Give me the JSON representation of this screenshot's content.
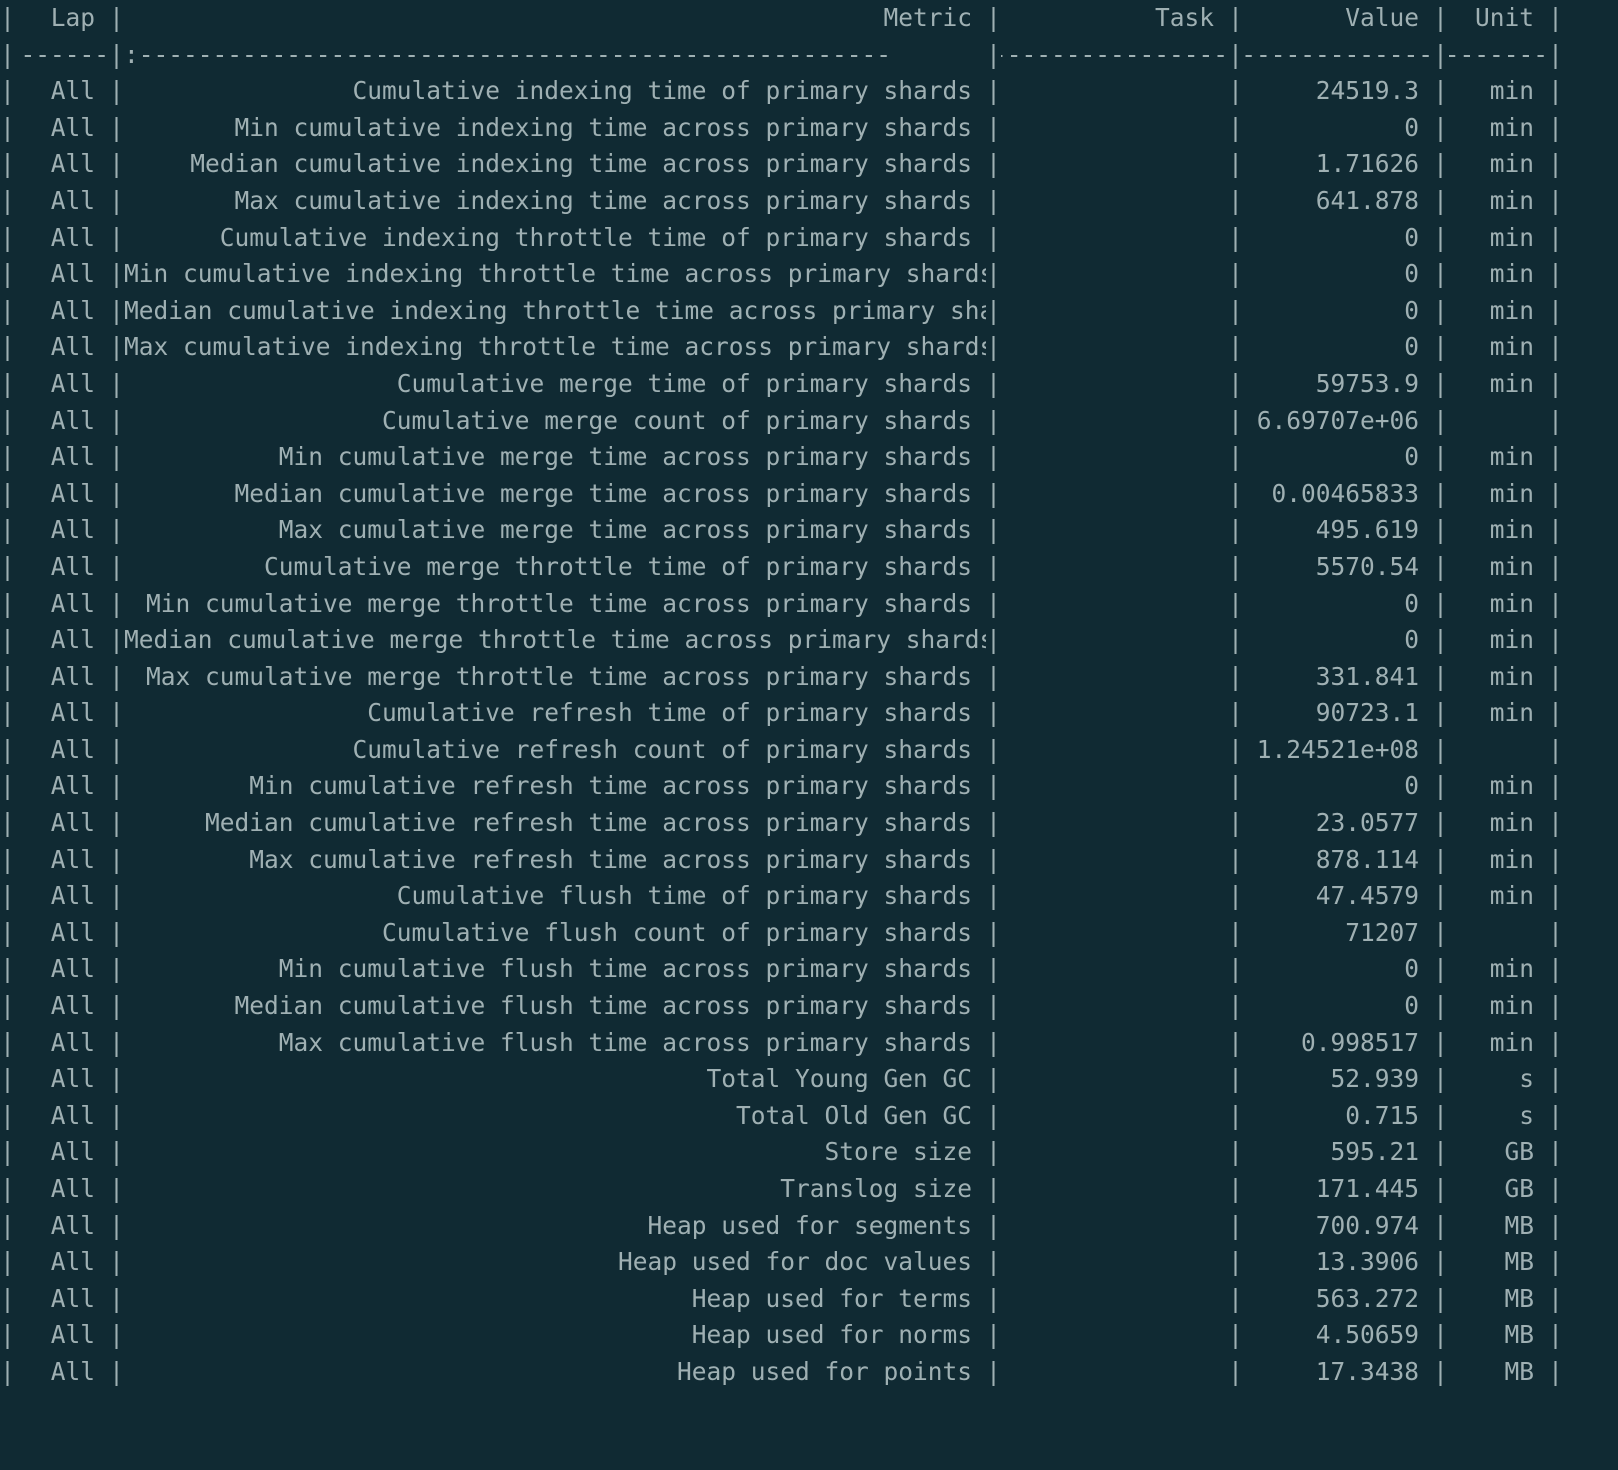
{
  "terminal": {
    "background_color": "#102a33",
    "text_color": "#9fb0b3"
  },
  "table": {
    "headers": {
      "lap": "Lap",
      "metric": "Metric",
      "task": "Task",
      "value": "Value",
      "unit": "Unit"
    },
    "separator": {
      "lap": "------:",
      "metric": "---------------------------------------------------:",
      "task": "------------------:",
      "value": "-------------:",
      "unit": "-------:"
    },
    "rows": [
      {
        "lap": "All",
        "metric": "Cumulative indexing time of primary shards",
        "task": "",
        "value": "24519.3",
        "unit": "min"
      },
      {
        "lap": "All",
        "metric": "Min cumulative indexing time across primary shards",
        "task": "",
        "value": "0",
        "unit": "min"
      },
      {
        "lap": "All",
        "metric": "Median cumulative indexing time across primary shards",
        "task": "",
        "value": "1.71626",
        "unit": "min"
      },
      {
        "lap": "All",
        "metric": "Max cumulative indexing time across primary shards",
        "task": "",
        "value": "641.878",
        "unit": "min"
      },
      {
        "lap": "All",
        "metric": "Cumulative indexing throttle time of primary shards",
        "task": "",
        "value": "0",
        "unit": "min"
      },
      {
        "lap": "All",
        "metric": "Min cumulative indexing throttle time across primary shards",
        "task": "",
        "value": "0",
        "unit": "min"
      },
      {
        "lap": "All",
        "metric": "Median cumulative indexing throttle time across primary shards",
        "task": "",
        "value": "0",
        "unit": "min"
      },
      {
        "lap": "All",
        "metric": "Max cumulative indexing throttle time across primary shards",
        "task": "",
        "value": "0",
        "unit": "min"
      },
      {
        "lap": "All",
        "metric": "Cumulative merge time of primary shards",
        "task": "",
        "value": "59753.9",
        "unit": "min"
      },
      {
        "lap": "All",
        "metric": "Cumulative merge count of primary shards",
        "task": "",
        "value": "6.69707e+06",
        "unit": ""
      },
      {
        "lap": "All",
        "metric": "Min cumulative merge time across primary shards",
        "task": "",
        "value": "0",
        "unit": "min"
      },
      {
        "lap": "All",
        "metric": "Median cumulative merge time across primary shards",
        "task": "",
        "value": "0.00465833",
        "unit": "min"
      },
      {
        "lap": "All",
        "metric": "Max cumulative merge time across primary shards",
        "task": "",
        "value": "495.619",
        "unit": "min"
      },
      {
        "lap": "All",
        "metric": "Cumulative merge throttle time of primary shards",
        "task": "",
        "value": "5570.54",
        "unit": "min"
      },
      {
        "lap": "All",
        "metric": "Min cumulative merge throttle time across primary shards",
        "task": "",
        "value": "0",
        "unit": "min"
      },
      {
        "lap": "All",
        "metric": "Median cumulative merge throttle time across primary shards",
        "task": "",
        "value": "0",
        "unit": "min"
      },
      {
        "lap": "All",
        "metric": "Max cumulative merge throttle time across primary shards",
        "task": "",
        "value": "331.841",
        "unit": "min"
      },
      {
        "lap": "All",
        "metric": "Cumulative refresh time of primary shards",
        "task": "",
        "value": "90723.1",
        "unit": "min"
      },
      {
        "lap": "All",
        "metric": "Cumulative refresh count of primary shards",
        "task": "",
        "value": "1.24521e+08",
        "unit": ""
      },
      {
        "lap": "All",
        "metric": "Min cumulative refresh time across primary shards",
        "task": "",
        "value": "0",
        "unit": "min"
      },
      {
        "lap": "All",
        "metric": "Median cumulative refresh time across primary shards",
        "task": "",
        "value": "23.0577",
        "unit": "min"
      },
      {
        "lap": "All",
        "metric": "Max cumulative refresh time across primary shards",
        "task": "",
        "value": "878.114",
        "unit": "min"
      },
      {
        "lap": "All",
        "metric": "Cumulative flush time of primary shards",
        "task": "",
        "value": "47.4579",
        "unit": "min"
      },
      {
        "lap": "All",
        "metric": "Cumulative flush count of primary shards",
        "task": "",
        "value": "71207",
        "unit": ""
      },
      {
        "lap": "All",
        "metric": "Min cumulative flush time across primary shards",
        "task": "",
        "value": "0",
        "unit": "min"
      },
      {
        "lap": "All",
        "metric": "Median cumulative flush time across primary shards",
        "task": "",
        "value": "0",
        "unit": "min"
      },
      {
        "lap": "All",
        "metric": "Max cumulative flush time across primary shards",
        "task": "",
        "value": "0.998517",
        "unit": "min"
      },
      {
        "lap": "All",
        "metric": "Total Young Gen GC",
        "task": "",
        "value": "52.939",
        "unit": "s"
      },
      {
        "lap": "All",
        "metric": "Total Old Gen GC",
        "task": "",
        "value": "0.715",
        "unit": "s"
      },
      {
        "lap": "All",
        "metric": "Store size",
        "task": "",
        "value": "595.21",
        "unit": "GB"
      },
      {
        "lap": "All",
        "metric": "Translog size",
        "task": "",
        "value": "171.445",
        "unit": "GB"
      },
      {
        "lap": "All",
        "metric": "Heap used for segments",
        "task": "",
        "value": "700.974",
        "unit": "MB"
      },
      {
        "lap": "All",
        "metric": "Heap used for doc values",
        "task": "",
        "value": "13.3906",
        "unit": "MB"
      },
      {
        "lap": "All",
        "metric": "Heap used for terms",
        "task": "",
        "value": "563.272",
        "unit": "MB"
      },
      {
        "lap": "All",
        "metric": "Heap used for norms",
        "task": "",
        "value": "4.50659",
        "unit": "MB"
      },
      {
        "lap": "All",
        "metric": "Heap used for points",
        "task": "",
        "value": "17.3438",
        "unit": "MB"
      }
    ]
  }
}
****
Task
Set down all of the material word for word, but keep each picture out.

Written answer
Give me the JSON representation of this screenshot's content.
{
  "terminal": {
    "background_color": "#102a33",
    "text_color": "#9fb0b3"
  },
  "table": {
    "headers": {
      "lap": "Lap",
      "metric": "Metric",
      "task": "Task",
      "value": "Value",
      "unit": "Unit"
    },
    "separator": {
      "lap": "------:",
      "metric": "---------------------------------------------------:",
      "task": "------------------:",
      "value": "-------------:",
      "unit": "-------:"
    },
    "rows": [
      {
        "lap": "All",
        "metric": "Cumulative indexing time of primary shards",
        "task": "",
        "value": "24519.3",
        "unit": "min"
      },
      {
        "lap": "All",
        "metric": "Min cumulative indexing time across primary shards",
        "task": "",
        "value": "0",
        "unit": "min"
      },
      {
        "lap": "All",
        "metric": "Median cumulative indexing time across primary shards",
        "task": "",
        "value": "1.71626",
        "unit": "min"
      },
      {
        "lap": "All",
        "metric": "Max cumulative indexing time across primary shards",
        "task": "",
        "value": "641.878",
        "unit": "min"
      },
      {
        "lap": "All",
        "metric": "Cumulative indexing throttle time of primary shards",
        "task": "",
        "value": "0",
        "unit": "min"
      },
      {
        "lap": "All",
        "metric": "Min cumulative indexing throttle time across primary shards",
        "task": "",
        "value": "0",
        "unit": "min"
      },
      {
        "lap": "All",
        "metric": "Median cumulative indexing throttle time across primary shards",
        "task": "",
        "value": "0",
        "unit": "min"
      },
      {
        "lap": "All",
        "metric": "Max cumulative indexing throttle time across primary shards",
        "task": "",
        "value": "0",
        "unit": "min"
      },
      {
        "lap": "All",
        "metric": "Cumulative merge time of primary shards",
        "task": "",
        "value": "59753.9",
        "unit": "min"
      },
      {
        "lap": "All",
        "metric": "Cumulative merge count of primary shards",
        "task": "",
        "value": "6.69707e+06",
        "unit": ""
      },
      {
        "lap": "All",
        "metric": "Min cumulative merge time across primary shards",
        "task": "",
        "value": "0",
        "unit": "min"
      },
      {
        "lap": "All",
        "metric": "Median cumulative merge time across primary shards",
        "task": "",
        "value": "0.00465833",
        "unit": "min"
      },
      {
        "lap": "All",
        "metric": "Max cumulative merge time across primary shards",
        "task": "",
        "value": "495.619",
        "unit": "min"
      },
      {
        "lap": "All",
        "metric": "Cumulative merge throttle time of primary shards",
        "task": "",
        "value": "5570.54",
        "unit": "min"
      },
      {
        "lap": "All",
        "metric": "Min cumulative merge throttle time across primary shards",
        "task": "",
        "value": "0",
        "unit": "min"
      },
      {
        "lap": "All",
        "metric": "Median cumulative merge throttle time across primary shards",
        "task": "",
        "value": "0",
        "unit": "min"
      },
      {
        "lap": "All",
        "metric": "Max cumulative merge throttle time across primary shards",
        "task": "",
        "value": "331.841",
        "unit": "min"
      },
      {
        "lap": "All",
        "metric": "Cumulative refresh time of primary shards",
        "task": "",
        "value": "90723.1",
        "unit": "min"
      },
      {
        "lap": "All",
        "metric": "Cumulative refresh count of primary shards",
        "task": "",
        "value": "1.24521e+08",
        "unit": ""
      },
      {
        "lap": "All",
        "metric": "Min cumulative refresh time across primary shards",
        "task": "",
        "value": "0",
        "unit": "min"
      },
      {
        "lap": "All",
        "metric": "Median cumulative refresh time across primary shards",
        "task": "",
        "value": "23.0577",
        "unit": "min"
      },
      {
        "lap": "All",
        "metric": "Max cumulative refresh time across primary shards",
        "task": "",
        "value": "878.114",
        "unit": "min"
      },
      {
        "lap": "All",
        "metric": "Cumulative flush time of primary shards",
        "task": "",
        "value": "47.4579",
        "unit": "min"
      },
      {
        "lap": "All",
        "metric": "Cumulative flush count of primary shards",
        "task": "",
        "value": "71207",
        "unit": ""
      },
      {
        "lap": "All",
        "metric": "Min cumulative flush time across primary shards",
        "task": "",
        "value": "0",
        "unit": "min"
      },
      {
        "lap": "All",
        "metric": "Median cumulative flush time across primary shards",
        "task": "",
        "value": "0",
        "unit": "min"
      },
      {
        "lap": "All",
        "metric": "Max cumulative flush time across primary shards",
        "task": "",
        "value": "0.998517",
        "unit": "min"
      },
      {
        "lap": "All",
        "metric": "Total Young Gen GC",
        "task": "",
        "value": "52.939",
        "unit": "s"
      },
      {
        "lap": "All",
        "metric": "Total Old Gen GC",
        "task": "",
        "value": "0.715",
        "unit": "s"
      },
      {
        "lap": "All",
        "metric": "Store size",
        "task": "",
        "value": "595.21",
        "unit": "GB"
      },
      {
        "lap": "All",
        "metric": "Translog size",
        "task": "",
        "value": "171.445",
        "unit": "GB"
      },
      {
        "lap": "All",
        "metric": "Heap used for segments",
        "task": "",
        "value": "700.974",
        "unit": "MB"
      },
      {
        "lap": "All",
        "metric": "Heap used for doc values",
        "task": "",
        "value": "13.3906",
        "unit": "MB"
      },
      {
        "lap": "All",
        "metric": "Heap used for terms",
        "task": "",
        "value": "563.272",
        "unit": "MB"
      },
      {
        "lap": "All",
        "metric": "Heap used for norms",
        "task": "",
        "value": "4.50659",
        "unit": "MB"
      },
      {
        "lap": "All",
        "metric": "Heap used for points",
        "task": "",
        "value": "17.3438",
        "unit": "MB"
      }
    ]
  }
}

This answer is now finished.